# PROMPT:
For the listing below, give the count of lines containing the string "Rana" and nothing else.

# RAW DATA:
== Segment start ==
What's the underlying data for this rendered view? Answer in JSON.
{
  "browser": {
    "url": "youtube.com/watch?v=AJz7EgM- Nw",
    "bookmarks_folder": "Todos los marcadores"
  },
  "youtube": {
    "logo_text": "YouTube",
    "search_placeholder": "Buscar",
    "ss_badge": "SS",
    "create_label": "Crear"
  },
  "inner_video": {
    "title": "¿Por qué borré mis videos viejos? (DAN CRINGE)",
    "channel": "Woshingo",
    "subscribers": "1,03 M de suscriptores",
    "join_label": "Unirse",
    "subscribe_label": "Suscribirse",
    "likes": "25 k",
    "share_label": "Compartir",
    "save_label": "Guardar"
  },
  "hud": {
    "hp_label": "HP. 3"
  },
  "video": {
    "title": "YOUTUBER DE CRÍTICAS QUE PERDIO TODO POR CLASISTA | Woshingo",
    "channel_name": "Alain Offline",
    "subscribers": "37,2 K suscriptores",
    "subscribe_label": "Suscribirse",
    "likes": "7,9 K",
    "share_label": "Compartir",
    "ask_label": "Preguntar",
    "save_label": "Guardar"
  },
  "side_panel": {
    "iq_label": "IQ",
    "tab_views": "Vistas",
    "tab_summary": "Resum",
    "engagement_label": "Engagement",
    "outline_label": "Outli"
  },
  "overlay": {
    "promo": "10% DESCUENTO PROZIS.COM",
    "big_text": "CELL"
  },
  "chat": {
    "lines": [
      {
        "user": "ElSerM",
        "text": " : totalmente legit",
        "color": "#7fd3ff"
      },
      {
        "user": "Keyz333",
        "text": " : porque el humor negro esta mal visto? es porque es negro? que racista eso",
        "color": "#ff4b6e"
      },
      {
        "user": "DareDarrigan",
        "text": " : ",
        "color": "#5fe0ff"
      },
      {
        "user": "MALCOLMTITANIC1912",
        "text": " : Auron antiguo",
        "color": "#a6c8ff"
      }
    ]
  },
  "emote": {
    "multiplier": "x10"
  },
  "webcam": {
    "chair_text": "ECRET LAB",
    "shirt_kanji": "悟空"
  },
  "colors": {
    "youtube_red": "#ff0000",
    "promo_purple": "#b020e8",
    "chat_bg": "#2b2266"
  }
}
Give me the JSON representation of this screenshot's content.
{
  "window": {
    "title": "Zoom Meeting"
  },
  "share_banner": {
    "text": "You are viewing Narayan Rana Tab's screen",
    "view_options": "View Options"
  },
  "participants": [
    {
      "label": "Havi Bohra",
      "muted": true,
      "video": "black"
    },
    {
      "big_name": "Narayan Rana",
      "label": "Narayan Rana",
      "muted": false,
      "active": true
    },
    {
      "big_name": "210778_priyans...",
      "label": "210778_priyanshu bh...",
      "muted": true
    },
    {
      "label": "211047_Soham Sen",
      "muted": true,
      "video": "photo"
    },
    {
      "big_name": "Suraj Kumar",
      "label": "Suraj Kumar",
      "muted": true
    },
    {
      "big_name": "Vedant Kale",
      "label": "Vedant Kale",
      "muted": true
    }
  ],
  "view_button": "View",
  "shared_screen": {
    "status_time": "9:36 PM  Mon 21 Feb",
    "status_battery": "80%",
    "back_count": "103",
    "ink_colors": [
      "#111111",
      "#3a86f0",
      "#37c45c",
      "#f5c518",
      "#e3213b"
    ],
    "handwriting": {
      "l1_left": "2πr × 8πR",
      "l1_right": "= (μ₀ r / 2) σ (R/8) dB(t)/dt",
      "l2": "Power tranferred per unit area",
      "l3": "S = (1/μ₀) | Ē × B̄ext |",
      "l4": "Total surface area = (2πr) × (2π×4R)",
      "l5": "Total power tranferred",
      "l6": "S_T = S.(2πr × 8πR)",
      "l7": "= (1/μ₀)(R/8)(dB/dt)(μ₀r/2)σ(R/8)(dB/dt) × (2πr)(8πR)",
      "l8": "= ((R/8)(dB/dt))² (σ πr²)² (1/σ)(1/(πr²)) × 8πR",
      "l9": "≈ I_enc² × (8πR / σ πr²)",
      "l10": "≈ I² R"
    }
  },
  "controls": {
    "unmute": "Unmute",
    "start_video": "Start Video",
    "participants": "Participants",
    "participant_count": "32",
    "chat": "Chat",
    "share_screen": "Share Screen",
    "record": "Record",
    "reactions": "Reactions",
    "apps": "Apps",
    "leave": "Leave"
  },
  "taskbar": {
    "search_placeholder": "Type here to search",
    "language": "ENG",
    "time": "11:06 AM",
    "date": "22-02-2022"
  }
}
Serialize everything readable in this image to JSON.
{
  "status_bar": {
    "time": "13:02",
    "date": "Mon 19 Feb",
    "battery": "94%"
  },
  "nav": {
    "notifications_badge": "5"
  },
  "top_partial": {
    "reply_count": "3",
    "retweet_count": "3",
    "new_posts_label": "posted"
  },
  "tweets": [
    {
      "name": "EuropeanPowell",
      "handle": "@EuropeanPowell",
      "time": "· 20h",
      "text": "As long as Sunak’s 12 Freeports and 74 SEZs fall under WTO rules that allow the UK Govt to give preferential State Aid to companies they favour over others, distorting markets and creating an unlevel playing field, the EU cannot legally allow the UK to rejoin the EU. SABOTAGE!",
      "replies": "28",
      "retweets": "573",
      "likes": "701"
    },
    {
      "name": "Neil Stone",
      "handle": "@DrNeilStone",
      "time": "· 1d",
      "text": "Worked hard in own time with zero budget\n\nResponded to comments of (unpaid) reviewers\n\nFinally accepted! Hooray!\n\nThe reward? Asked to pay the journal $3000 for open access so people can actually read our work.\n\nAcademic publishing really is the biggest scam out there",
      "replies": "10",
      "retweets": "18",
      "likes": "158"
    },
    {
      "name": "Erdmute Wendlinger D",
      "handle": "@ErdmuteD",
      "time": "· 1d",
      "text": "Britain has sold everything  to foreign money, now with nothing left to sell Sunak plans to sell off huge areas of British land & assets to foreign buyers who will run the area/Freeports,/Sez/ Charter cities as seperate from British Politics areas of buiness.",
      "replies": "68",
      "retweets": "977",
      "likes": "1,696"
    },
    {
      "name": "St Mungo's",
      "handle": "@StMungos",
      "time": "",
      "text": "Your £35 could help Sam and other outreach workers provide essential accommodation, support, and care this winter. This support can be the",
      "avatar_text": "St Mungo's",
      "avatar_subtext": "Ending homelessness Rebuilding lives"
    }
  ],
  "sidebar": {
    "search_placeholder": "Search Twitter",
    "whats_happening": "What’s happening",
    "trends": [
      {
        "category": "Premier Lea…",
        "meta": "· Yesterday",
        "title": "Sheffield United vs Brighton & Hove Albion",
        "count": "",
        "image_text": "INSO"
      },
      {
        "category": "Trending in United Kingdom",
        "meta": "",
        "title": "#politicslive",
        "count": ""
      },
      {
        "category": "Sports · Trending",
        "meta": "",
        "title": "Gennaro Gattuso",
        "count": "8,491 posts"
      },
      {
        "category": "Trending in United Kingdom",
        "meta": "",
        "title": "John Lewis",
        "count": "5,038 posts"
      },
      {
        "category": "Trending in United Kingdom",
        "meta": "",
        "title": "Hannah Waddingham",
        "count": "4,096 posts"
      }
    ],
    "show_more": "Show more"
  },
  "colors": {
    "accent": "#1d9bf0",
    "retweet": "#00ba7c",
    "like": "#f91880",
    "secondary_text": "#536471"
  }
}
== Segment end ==
# ANSWER TO THIS TASK:
3